Literature review The literature review in this study was conducted systematically using several databases
The literature review in this study was conducted systematically using several databases. We used PubMed, Google Scholar, and Google Search engine to detect studies in the same scope. We used combinations of keywords to find the suitable studies: mental illness, mental disorders, primary care, family medicine, family physicians, general practitioner, family practice, training, psychotherapy, treatment, recognition, diagnostic, management, and other key words.
The initial search obtained several studies that linked primary care and family medicine practice with psychotherapy. However, most of the studies concentrated on using integrated care in primary care i.e. collaboration between family physicians and psychiatrists in diagnosing and treating patients or using certain types of interventions to improve the health status of mental illness patients.19, 20
Michael bailent in his renound book ‘The Doctor, His Patient and The Illness’ emphasized the importance of psychotherapy for the general practitioner and that the medical training at the time was not up to par to the work expected from a general practitioner. reference
n 1964 Michael Balint in his book “The Doctor, His Patient and The Illness” stated that, “It is generally agreed that at least one quarter to one third of the work of a general practitioner consists of psychotherapy pure and simple. Some investigators put the figure at one half or even more, but, whatever the figure might be, the fact remains that present medical training does not properly equip the practitioner for at least a quarter of the work he has to do.”
A recent study addressed the complexity of capturing mental illnesses in primary care settings.21 The study identified the considerable differences between primary care and specialists clinics. In primary care settings “problems are presented in undifferentiated forms, with consequent difficulties in distinguishing between distress and disorder, and a complex relationship between psychological, mental and social problems and their temporal variations. Existing psychiatric diagnostic systems, including ICD-10-PHC and DSM-IV-PC, are often difficult to apply in primary care. They do not adequately address co-morbidity, the substantial prevalence of sub-threshold disorders or problems with cross-cultural applications. Their focus on diagnosis may be too restrictive, with a need to consider severity and impairment separately.” The authors recommended developing a new classification system in primary care that can be easier to implement by the primary care physicians. Additionally, this new system should consider severity, chronicity and disability, feasible for routine data gathering in primary care as well as for training; and enabling efficient communication between primary and specialty mental health care. There is a relative lack of studies addressing mental illnesses recognition, treatment, and management in primary care settings.19 However, this lack of studies may indicate a substantial room of improvement of patients’ outcomes in mental illnesses.14
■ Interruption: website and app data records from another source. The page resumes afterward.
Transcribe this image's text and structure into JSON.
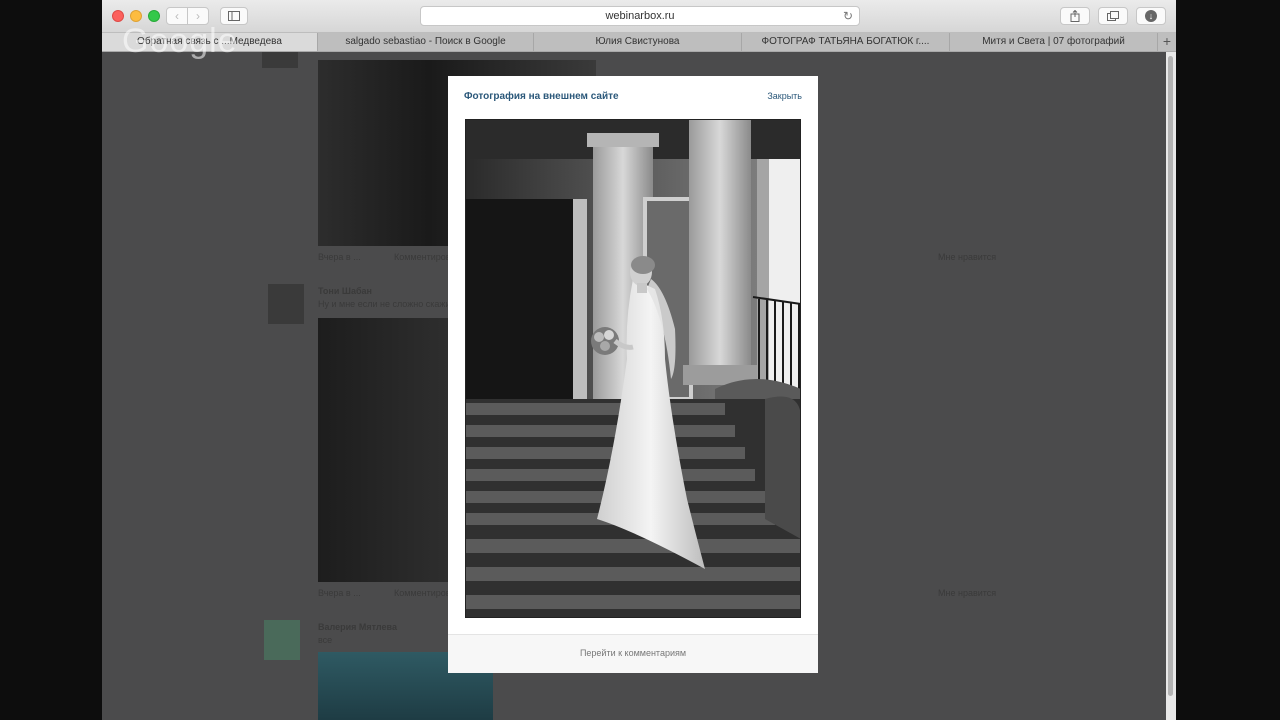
{
  "browser": {
    "url": "webinarbox.ru",
    "tabs": [
      {
        "label": "Обратная связь с ...Медведева",
        "active": true
      },
      {
        "label": "salgado sebastiao - Поиск в Google",
        "active": false
      },
      {
        "label": "Юлия Свистунова",
        "active": false
      },
      {
        "label": "ФОТОГРАФ ТАТЬЯНА БОГАТЮК г....",
        "active": false
      },
      {
        "label": "Митя и Света | 07 фотографий",
        "active": false
      }
    ],
    "new_tab_glyph": "+",
    "icons": {
      "back": "chevron-left-icon",
      "forward": "chevron-right-icon",
      "sidebar": "sidebar-icon",
      "reload": "reload-icon",
      "share": "share-icon",
      "tabs": "tabs-overview-icon",
      "downloads": "download-icon"
    }
  },
  "overlay": {
    "google_watermark": "Google"
  },
  "background_page": {
    "post1": {
      "date": "Вчера в ...",
      "comment": "Комментировать",
      "like": "Мне нравится"
    },
    "post2": {
      "author": "Тони Шабан",
      "text": "Ну и мне если не сложно скажи...",
      "date": "Вчера в ...",
      "comment": "Комментировать",
      "like": "Мне нравится"
    },
    "post3": {
      "author": "Валерия Мятлева",
      "text": "все"
    }
  },
  "modal": {
    "title": "Фотография на внешнем сайте",
    "close_label": "Закрыть",
    "footer_link": "Перейти к комментариям"
  }
}
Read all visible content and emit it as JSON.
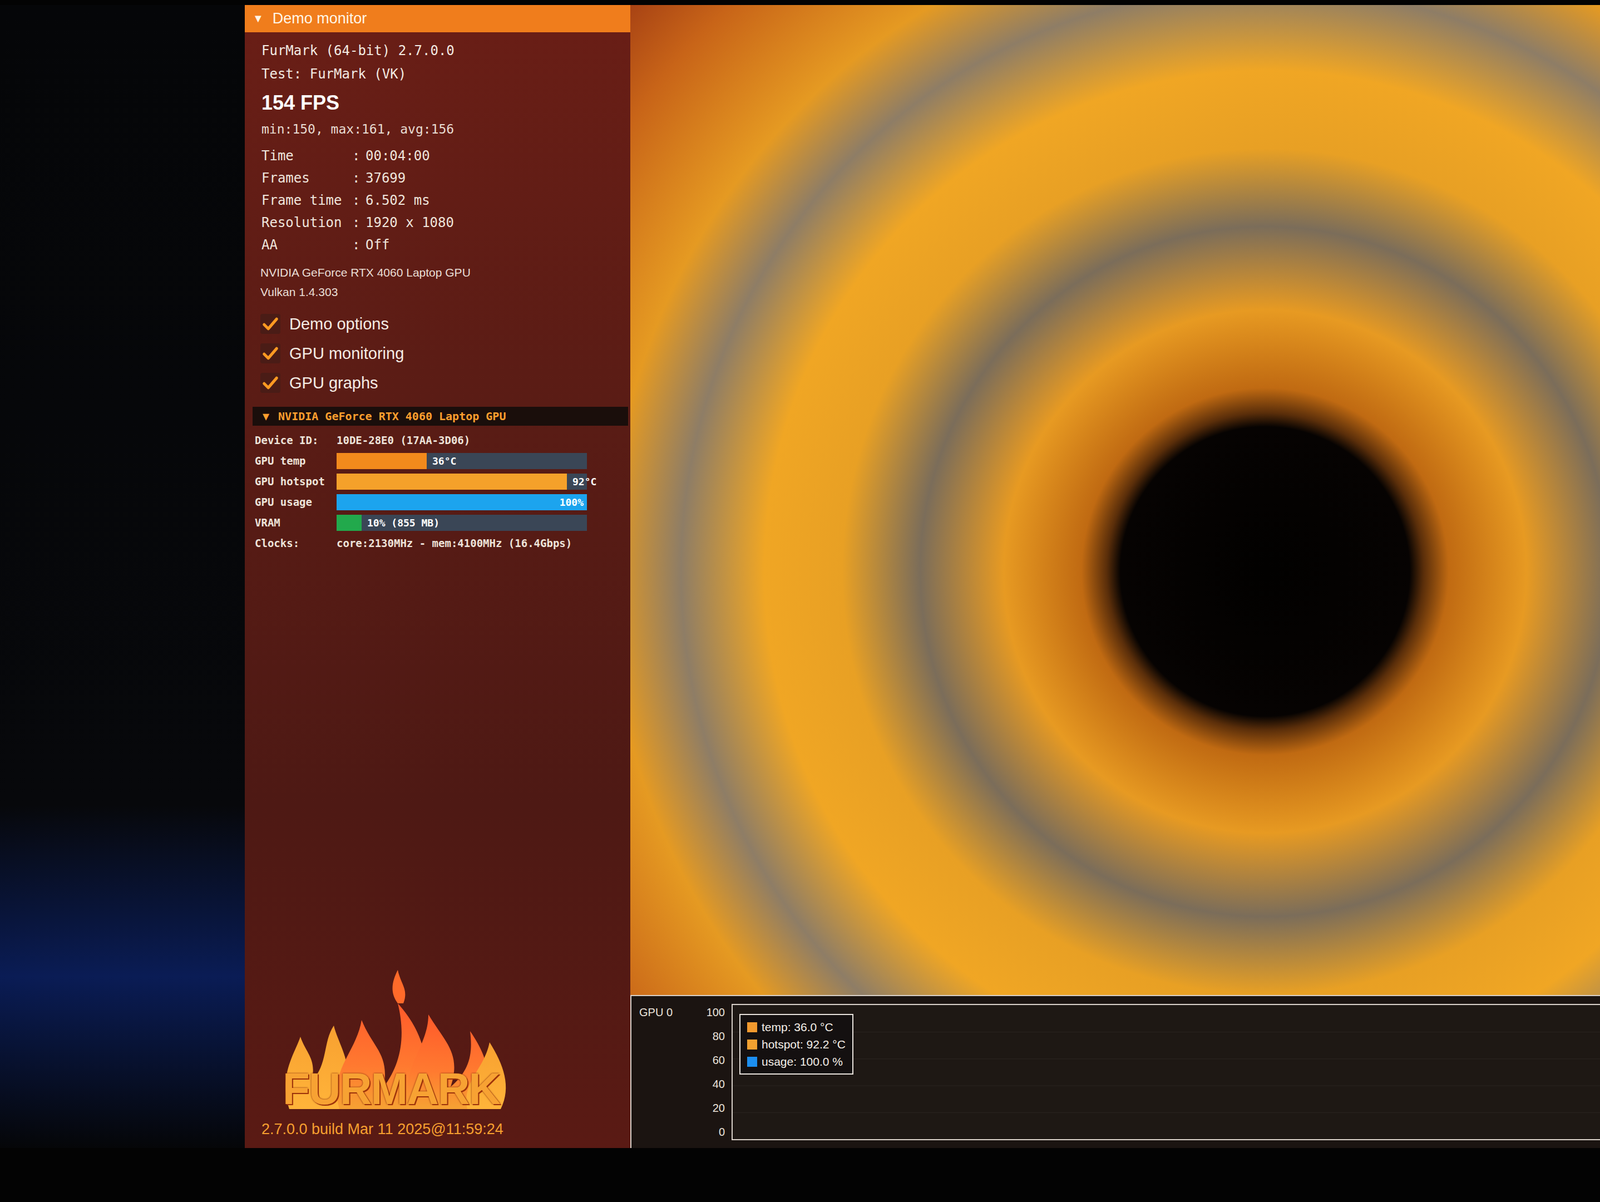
{
  "monitor": {
    "collapse_icon": "▼",
    "title": "Demo monitor"
  },
  "app": {
    "name": "FurMark (64-bit) 2.7.0.0",
    "test": "Test: FurMark (VK)"
  },
  "fps": {
    "current": "154 FPS",
    "summary": "min:150, max:161, avg:156"
  },
  "stat_separator": ":",
  "stats": [
    {
      "label": "Time",
      "value": "00:04:00"
    },
    {
      "label": "Frames",
      "value": "37699"
    },
    {
      "label": "Frame time",
      "value": "6.502 ms"
    },
    {
      "label": "Resolution",
      "value": "1920 x 1080"
    },
    {
      "label": "AA",
      "value": "Off"
    }
  ],
  "gpu": {
    "name": "NVIDIA GeForce RTX 4060 Laptop GPU",
    "api": "Vulkan 1.4.303"
  },
  "options": [
    {
      "label": "Demo options",
      "checked": true
    },
    {
      "label": "GPU monitoring",
      "checked": true
    },
    {
      "label": "GPU graphs",
      "checked": true
    }
  ],
  "gpu_section": {
    "collapse_icon": "▼",
    "title": "NVIDIA GeForce RTX 4060 Laptop GPU",
    "device_label": "Device ID:",
    "device_id": "10DE-28E0 (17AA-3D06)",
    "meters": [
      {
        "label": "GPU temp",
        "level": 0.36,
        "reading": "36°C",
        "color": "#f28a1c"
      },
      {
        "label": "GPU hotspot",
        "level": 0.92,
        "reading": "92°C",
        "color": "#f5a12a"
      },
      {
        "label": "GPU usage",
        "level": 1.0,
        "reading": "100%",
        "color": "#1ca4ee"
      },
      {
        "label": "VRAM",
        "level": 0.1,
        "reading": "10% (855 MB)",
        "color": "#22a94c"
      }
    ],
    "clocks_label": "Clocks:",
    "clocks": "core:2130MHz - mem:4100MHz (16.4Gbps)"
  },
  "logo": {
    "text": "FURMARK"
  },
  "build": "2.7.0.0 build Mar 11 2025@11:59:24",
  "graph": {
    "title": "GPU 0",
    "ticks": [
      "100",
      "80",
      "60",
      "40",
      "20",
      "0"
    ],
    "legend": [
      {
        "label": "temp: 36.0 °C",
        "color": "#f29a2e"
      },
      {
        "label": "hotspot: 92.2 °C",
        "color": "#f0a030"
      },
      {
        "label": "usage: 100.0 %",
        "color": "#1c8ff0"
      }
    ]
  }
}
Psychotherapy training and its importance:
Norwegian general practitioners experience on CBT use was explored, which recommended that tailored training programs for GP’s on CBT will improve its use and make it more frequent. As those that underwent training courses reported positive effect on their consultation skills. (11)
(according to NICE)Referral to a psychiatrist is only recommended for those that failed to respond to pharmacotherapy , psychotherapy or a combination of both.(12) It is important to mention that in all the guidelines provided by the NICE, it is recommended that the psychotherapy be provided by a trained and competent practitioner. (4, 12)
So perhaps the scope and nature of psychotherapy needs to be different in primary care. It could be more focused on brief psychotherapies such as motivational interviewing, solution focused psychotherapy, and modified CBT, which would provide family physicians with some skills in psychotherapy.(17) (REPHRASE TAKEN VERBATUM FROM SAADEAS STUDY)
Mention something of most well established psychotherapies in primary care included CBT, psychodynamic therapy, interpersonal therapy (with references – just like he did before no need to elaborate to avoid paigirism) +/- problem solving therapy.
Despite the fact that 32% of participants reported using CBT, most physicians (78%) had not received training in CBT and reported having little knowledge of CBT.(3) This raises the question: how are family physicians practicing psychotherapy? Psychological therapies may be effective (4)(5)(6)(7)(8), but they often require much training to deliver, and require many supervised treatment hours to master (6)(7)(9)(10), as elaborated in chapter 2. If family physicians are not adequately trained to provide psychotherapy then how are they practicing it?
For many of the participants who practiced psychotherapy on a regular basis, informal training in psychotherapy included: mentorship, peer support, training in psychotherapy prior to medical school, practicing in a shared care model, reading and trial and error.
The type of training envisioned ranged from more training during undergraduate medical education, postgraduate residency training, more continuing medical education (CME) courses, more hands on and observed training, resource management skills, mentoring and role modeling.
Participants felt that if they had more training, they would be more likely to do more psychotherapy. (DIRECT FROM SADEAS STUDY)
This study comes as an effort to shed light on the issue of mental illnesses recognition, treatment and management in primary care setting in Saudi Arabia. We hope that our study will contribute toward better health service in the future.